When a line of the entries contains the word "name", report that line.

-- -- --

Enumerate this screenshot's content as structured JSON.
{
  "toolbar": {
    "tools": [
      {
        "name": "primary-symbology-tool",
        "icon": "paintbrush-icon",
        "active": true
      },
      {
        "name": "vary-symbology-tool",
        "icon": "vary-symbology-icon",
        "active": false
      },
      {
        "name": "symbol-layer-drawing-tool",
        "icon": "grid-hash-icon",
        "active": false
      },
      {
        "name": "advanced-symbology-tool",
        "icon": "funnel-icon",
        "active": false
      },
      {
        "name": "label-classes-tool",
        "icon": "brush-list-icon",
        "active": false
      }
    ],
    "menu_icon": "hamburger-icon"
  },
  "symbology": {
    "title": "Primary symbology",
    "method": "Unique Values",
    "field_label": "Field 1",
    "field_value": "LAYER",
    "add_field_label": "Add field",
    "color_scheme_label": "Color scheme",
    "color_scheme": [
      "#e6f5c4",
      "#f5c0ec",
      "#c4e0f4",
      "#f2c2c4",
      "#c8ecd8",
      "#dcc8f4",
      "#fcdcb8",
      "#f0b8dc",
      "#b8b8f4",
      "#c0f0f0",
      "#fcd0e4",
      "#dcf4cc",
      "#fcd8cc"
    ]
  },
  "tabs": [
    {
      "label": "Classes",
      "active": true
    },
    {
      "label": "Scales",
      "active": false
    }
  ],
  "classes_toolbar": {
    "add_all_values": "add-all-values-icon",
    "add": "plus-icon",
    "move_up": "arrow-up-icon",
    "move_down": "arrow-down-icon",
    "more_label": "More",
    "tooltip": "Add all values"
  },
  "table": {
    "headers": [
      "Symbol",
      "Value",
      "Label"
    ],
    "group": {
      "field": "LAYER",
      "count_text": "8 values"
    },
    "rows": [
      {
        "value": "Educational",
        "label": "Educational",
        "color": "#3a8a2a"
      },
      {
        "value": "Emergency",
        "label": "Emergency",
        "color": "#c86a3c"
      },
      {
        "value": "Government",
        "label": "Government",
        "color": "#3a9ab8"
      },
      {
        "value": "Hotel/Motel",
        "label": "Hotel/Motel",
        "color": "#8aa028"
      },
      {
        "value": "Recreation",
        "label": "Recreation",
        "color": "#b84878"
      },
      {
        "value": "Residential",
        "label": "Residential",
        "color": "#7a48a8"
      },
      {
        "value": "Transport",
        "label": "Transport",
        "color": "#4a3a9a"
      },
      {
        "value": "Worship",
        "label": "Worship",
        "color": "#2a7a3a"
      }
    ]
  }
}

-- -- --

*Solution to this task*.
        "name": "primary-symbology-tool",
        "name": "vary-symbology-tool",
        "name": "symbol-layer-drawing-tool",
        "name": "advanced-symbology-tool",
        "name": "label-classes-tool",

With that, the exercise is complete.